[Entries taken from a collection]
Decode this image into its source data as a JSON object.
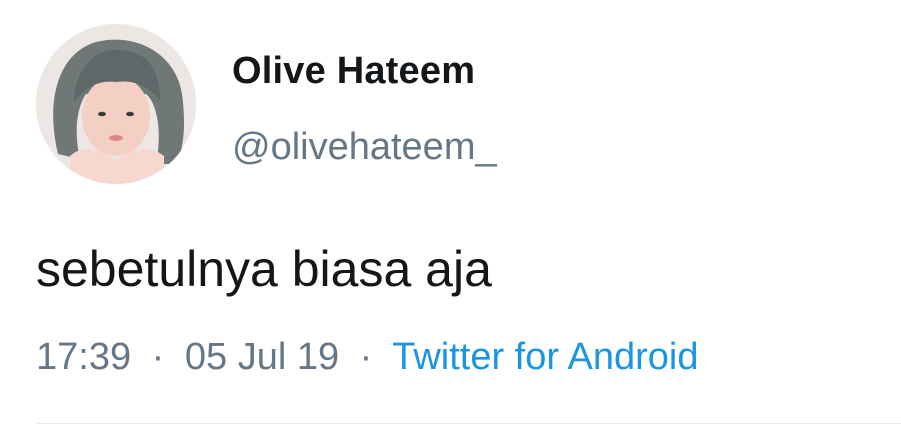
{
  "tweet": {
    "display_name": "Olive Hateem",
    "handle": "@olivehateem_",
    "text": "sebetulnya biasa aja",
    "time": "17:39",
    "date": "05 Jul 19",
    "separator": "·",
    "source": "Twitter for Android",
    "avatar_icon": "profile-photo"
  },
  "colors": {
    "text_primary": "#14171a",
    "text_secondary": "#657786",
    "link": "#1b95e0",
    "divider": "#e6ecf0",
    "background": "#ffffff"
  }
}
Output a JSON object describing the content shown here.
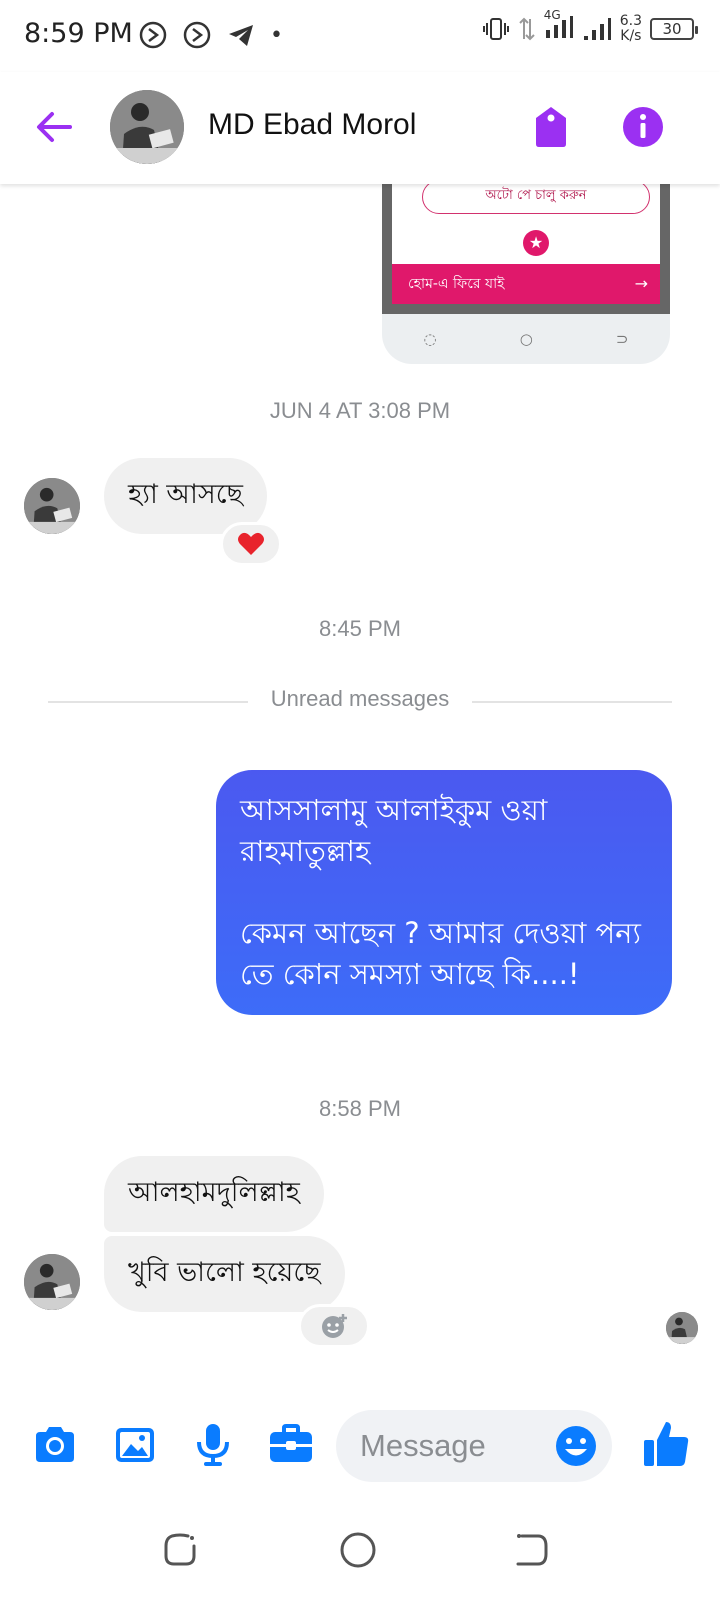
{
  "status_bar": {
    "time": "8:59 PM",
    "network": "4G",
    "speed_value": "6.3",
    "speed_unit": "K/s",
    "battery": "30"
  },
  "header": {
    "contact_name": "MD Ebad Morol"
  },
  "attachment": {
    "autopay_label": "অটো পে চালু করুন",
    "home_label": "হোম-এ ফিরে যাই"
  },
  "messages": {
    "ts1": "JUN 4 AT 3:08 PM",
    "in1": "হ্যা আসছে",
    "in1_reaction": "❤️",
    "ts2": "8:45 PM",
    "unread": "Unread messages",
    "out1": "আসসালামু আলাইকুম ওয়া রাহমাতুল্লাহ\n\nকেমন আছেন ? আমার দেওয়া পন্য তে কোন সমস্যা আছে কি....!",
    "ts3": "8:58 PM",
    "in2": "আলহামদুলিল্লাহ",
    "in3": "খুবি ভালো হয়েছে"
  },
  "composer": {
    "placeholder": "Message"
  },
  "colors": {
    "accent": "#9b30f2",
    "blue": "#0a7cff",
    "bubble_out_top": "#4b59f0",
    "bubble_out_bottom": "#3d6cf8",
    "pink": "#e0186b"
  }
}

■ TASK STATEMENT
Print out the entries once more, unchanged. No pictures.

■ WRITTEN ANSWER
Decode this image into its source data as a JSON object.
{
  "tweet": {
    "display_name": "Olive Hateem",
    "handle": "@olivehateem_",
    "text": "sebetulnya biasa aja",
    "time": "17:39",
    "date": "05 Jul 19",
    "separator": "·",
    "source": "Twitter for Android",
    "avatar_icon": "profile-photo"
  },
  "colors": {
    "text_primary": "#14171a",
    "text_secondary": "#657786",
    "link": "#1b95e0",
    "divider": "#e6ecf0",
    "background": "#ffffff"
  }
}
Output a JSON object describing the content shown here.
{
  "status_bar": {
    "time": "8:59 PM",
    "network": "4G",
    "speed_value": "6.3",
    "speed_unit": "K/s",
    "battery": "30"
  },
  "header": {
    "contact_name": "MD Ebad Morol"
  },
  "attachment": {
    "autopay_label": "অটো পে চালু করুন",
    "home_label": "হোম-এ ফিরে যাই"
  },
  "messages": {
    "ts1": "JUN 4 AT 3:08 PM",
    "in1": "হ্যা আসছে",
    "in1_reaction": "❤️",
    "ts2": "8:45 PM",
    "unread": "Unread messages",
    "out1": "আসসালামু আলাইকুম ওয়া রাহমাতুল্লাহ\n\nকেমন আছেন ? আমার দেওয়া পন্য তে কোন সমস্যা আছে কি....!",
    "ts3": "8:58 PM",
    "in2": "আলহামদুলিল্লাহ",
    "in3": "খুবি ভালো হয়েছে"
  },
  "composer": {
    "placeholder": "Message"
  },
  "colors": {
    "accent": "#9b30f2",
    "blue": "#0a7cff",
    "bubble_out_top": "#4b59f0",
    "bubble_out_bottom": "#3d6cf8",
    "pink": "#e0186b"
  }
}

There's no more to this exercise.